Certain illnesses such as lupus and multiple sclerosis have a solid propensity to run in families. If you have a family member with an autoimmune disease, you’re more likely to get the disease yourself (though not necessarily the same one). A genetic predisposition to autoimmunity increases your risk of developing the illness due to an inherited genetic mutation that influences your immune response. The epigenome, which is a layer of chemical markers that sits on top of your DNA, has the power to alter how a gene is expressed.

Activities such as smoking have been linked to autoimmune diseases, including systemic lupus, erythematosus, and rheumatoid arthritis. Thousands of compounds are created when tobacco is burned, some of which are harmful. Inhaling smoke causes immunological suppression, autoantibody production, cytokine dysregulation, and inflammatory responses, among other things.

Obesity has also been connected to over ten autoimmune diseases and may be linked to others such as psoriatic and rheumatoid arthritis. Fat, also known as adipose tissue, functions in metabolism and immune response. When these tissues accumulate and become dysfunctional, they produce more adipokines. In this case, the bioactive molecules are pro-inflammatory, impacting the immune system.

Symptoms Of An Autoimmune Disease

Early indications of many autoimmune illnesses are pretty similar such as:

  • rashes on the skin
  • loss of hair
  • low-grade fever, difficulty focusing
  • numbness and tingling in the hands and feet
  • Muscle aches and weariness
  • redness and swelling

Some sicknesses may have their own set of signs and symptoms. Type 1 diabetes manifests itself in various ways, including excessive thirst, weight loss, and fatigue. Furthermore, autoimmune diseases such as psoriasis might appear without any prior warning.

How Is It Diagnosed?

It takes healthcare practitioners longer to diagnose an autoimmune illness than to diagnose other disorders as they share the same symptoms with other conditions. A wide variety of data can be helpful to healthcare providers whenever it’s time for diagnosis, ranging from complete family medical histories to a description of your symptoms.

Your healthcare practitioner may also do specific blood tests to look for autoimmune illnesses such as complete blood count (CBC) and erythrocyte sedimentation rate (ESR). A combination of particular symptoms and blood signs may indicate that you have an autoimmune illness.

Treating Autoimmune Diseases

There are no known treatments for autoimmune diseases, but they may be managed in many circumstances. Treatments include:

  • Corticosteroids: Primarily used to decrease inflammation. It’s sometimes used to treat an acute flare of symptoms.
  • Pain relievers: Paracetamol and codeine.
  • Physical therapy: To promote mobility treatment for deficiency.
  • High-dose immunosuppression: The use of immune system suppressing medications has lately been tested, with encouraging results. With early intervention, the potential of a cure for some of these illnesses seems to be achievable.
  • Immunosuppressant drugs: To suppress immune system activity.
  • Anti-inflammatory medications: To alleviate pain and inflammation.

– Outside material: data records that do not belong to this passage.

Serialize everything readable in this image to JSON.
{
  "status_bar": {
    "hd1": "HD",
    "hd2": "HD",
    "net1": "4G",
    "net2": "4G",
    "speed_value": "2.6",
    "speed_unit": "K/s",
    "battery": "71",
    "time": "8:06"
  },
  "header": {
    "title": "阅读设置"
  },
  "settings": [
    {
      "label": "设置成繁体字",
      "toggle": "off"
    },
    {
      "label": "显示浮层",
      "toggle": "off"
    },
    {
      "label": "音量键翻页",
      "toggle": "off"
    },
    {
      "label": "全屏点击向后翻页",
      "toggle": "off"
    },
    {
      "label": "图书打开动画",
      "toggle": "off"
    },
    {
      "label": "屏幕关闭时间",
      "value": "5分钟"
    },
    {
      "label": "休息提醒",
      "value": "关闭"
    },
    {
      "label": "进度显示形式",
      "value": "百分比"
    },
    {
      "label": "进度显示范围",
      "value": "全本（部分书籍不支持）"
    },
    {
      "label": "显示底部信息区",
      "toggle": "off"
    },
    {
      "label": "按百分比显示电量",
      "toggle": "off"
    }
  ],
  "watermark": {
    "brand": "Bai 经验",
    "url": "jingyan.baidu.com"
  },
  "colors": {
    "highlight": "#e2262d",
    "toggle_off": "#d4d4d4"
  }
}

Make an appointment with your doctor as soon as possible if you fear you have an autoimmune disease. Living with an autoimmune condition might be difficult since there’s no cure, but it can also be manageable if you know what you’re doing. The right approach to fight against autoimmune diseases will make everything easier for you in the long run.